You are here

Migrating To A New Music PC

How To Take Your OS & DAW With You
Published April 2017
By Pete Gardner

Migrating To A New Music PC

Is it possible to transfer everything from your existing Windows music computer to a new machine, or should you start afresh?

The time inevitably arrives for each of us when we need to upgrade our music-making PC. As well as figuring out the spec of the new machine, you’ll probably ask yourself whether it’s better to start with a blank page — a new machine, with a clean OS installation, and freshly installed audio software — or to attempt migration of your existing OS, software and hardware to the new machine.

Should I Start From Scratch?

Most retailers advise opting for a completely fresh installation, partly due to the very real obstacles to system migration that existed back in the days of Windows XP (and earlier). With these older operating systems, the transfer from one machine to another of a system drive could be riddled with pitfalls, even for experienced users. As these versions of Windows relied on the registry information being correct during startup, extreme shifts in hardware could even halt the Windows startup process completely — you’d never even reach the desktop!

Thankfully, system-drive migration is now usually a much simpler and safer process for everyone. Windows 7 and onwards are less reliant on the registry information during startup, and can access their large pool of default drivers if an unexpected hardware change is discovered during the boot process. In many instances, if a problem is identified Windows will still load and you can search for a solution. In short, it’s no longer essential that you start from scratch on a new machine.

But there are still strong arguments for a fresh installation. For starters, your new machine will employ different hardware from your old one. There’ll be changes to the BIOS and how the OS needs to operate with it, and any settings and tweaks you or the manufacturer/vendor applied to your previous system might not be appropriate for your new one. Also, your old machine may have older drivers with auto-load services, or self-starting software that’s no longer needed. Any of this could prevent your new system performing to its...

You've only read 10% of this article, so to continue reading...

Option 1: Login to read this article if you have a Digital Subscription or Industry Controlled Circulation account

  • To read the full article online (in HTML browser format), please LOG IN at the top of this page.
  • Note: Your Digital subscription does not include downloadable PDF articles free of charge.

Option 2: Buy a Digital sub from our shop

  • A Digital sub can be bought from our Shop and used immediately, or contact our Subs staff to discuss an upgrade price to add Digital access to your existing Print subscription.

Option 3: Buy and download this SOS article in Adobe PDF format

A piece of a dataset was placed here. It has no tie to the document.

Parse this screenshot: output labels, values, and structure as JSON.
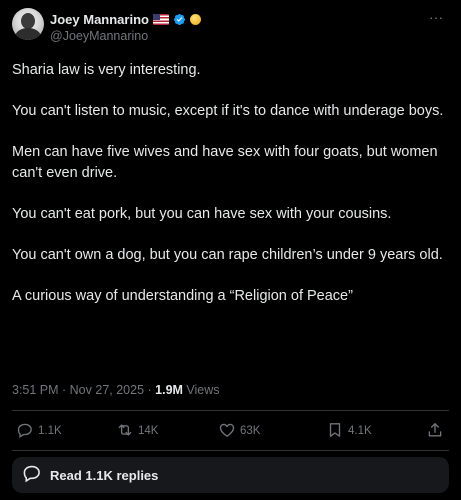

  • Buy this article now and immediately download the PDF file to your computer.
  • PDF articles look identical to the printed magazine layouts (but exclude advertisements).
  • Note: Some shorter articles don't always have a PDF version.
Published April 2017